Dataset rows for apps and sites:
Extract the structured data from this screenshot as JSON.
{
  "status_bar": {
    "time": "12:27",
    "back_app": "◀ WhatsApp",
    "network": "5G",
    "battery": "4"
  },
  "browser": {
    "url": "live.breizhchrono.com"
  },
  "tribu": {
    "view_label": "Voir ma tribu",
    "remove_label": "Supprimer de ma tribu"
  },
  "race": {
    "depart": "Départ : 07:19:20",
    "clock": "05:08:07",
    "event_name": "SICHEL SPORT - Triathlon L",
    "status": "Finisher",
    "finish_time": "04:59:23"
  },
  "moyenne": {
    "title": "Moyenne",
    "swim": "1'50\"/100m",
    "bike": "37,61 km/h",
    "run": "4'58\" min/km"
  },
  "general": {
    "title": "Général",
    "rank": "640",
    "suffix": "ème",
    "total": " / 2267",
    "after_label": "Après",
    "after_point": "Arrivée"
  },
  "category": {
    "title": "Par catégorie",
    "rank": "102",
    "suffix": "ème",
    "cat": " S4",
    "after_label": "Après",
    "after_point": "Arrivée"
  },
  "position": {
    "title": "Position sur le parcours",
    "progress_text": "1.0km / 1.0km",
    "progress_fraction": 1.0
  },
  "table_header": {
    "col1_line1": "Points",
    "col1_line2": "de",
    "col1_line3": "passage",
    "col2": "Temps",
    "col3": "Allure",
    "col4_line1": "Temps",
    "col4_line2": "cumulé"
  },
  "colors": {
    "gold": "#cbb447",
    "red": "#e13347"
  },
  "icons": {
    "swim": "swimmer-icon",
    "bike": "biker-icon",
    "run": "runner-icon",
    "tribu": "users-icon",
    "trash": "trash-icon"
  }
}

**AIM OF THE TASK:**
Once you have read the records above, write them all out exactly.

**WORKED SOLUTION:**
Extract the structured data from this screenshot as JSON.
{
  "status_bar": {
    "time": "12:27",
    "back_app": "◀ WhatsApp",
    "network": "5G",
    "battery": "4"
  },
  "browser": {
    "url": "live.breizhchrono.com"
  },
  "tribu": {
    "view_label": "Voir ma tribu",
    "remove_label": "Supprimer de ma tribu"
  },
  "race": {
    "depart": "Départ : 07:19:20",
    "clock": "05:08:07",
    "event_name": "SICHEL SPORT - Triathlon L",
    "status": "Finisher",
    "finish_time": "04:59:23"
  },
  "moyenne": {
    "title": "Moyenne",
    "swim": "1'50\"/100m",
    "bike": "37,61 km/h",
    "run": "4'58\" min/km"
  },
  "general": {
    "title": "Général",
    "rank": "640",
    "suffix": "ème",
    "total": " / 2267",
    "after_label": "Après",
    "after_point": "Arrivée"
  },
  "category": {
    "title": "Par catégorie",
    "rank": "102",
    "suffix": "ème",
    "cat": " S4",
    "after_label": "Après",
    "after_point": "Arrivée"
  },
  "position": {
    "title": "Position sur le parcours",
    "progress_text": "1.0km / 1.0km",
    "progress_fraction": 1.0
  },
  "table_header": {
    "col1_line1": "Points",
    "col1_line2": "de",
    "col1_line3": "passage",
    "col2": "Temps",
    "col3": "Allure",
    "col4_line1": "Temps",
    "col4_line2": "cumulé"
  },
  "colors": {
    "gold": "#cbb447",
    "red": "#e13347"
  },
  "icons": {
    "swim": "swimmer-icon",
    "bike": "biker-icon",
    "run": "runner-icon",
    "tribu": "users-icon",
    "trash": "trash-icon"
  }
}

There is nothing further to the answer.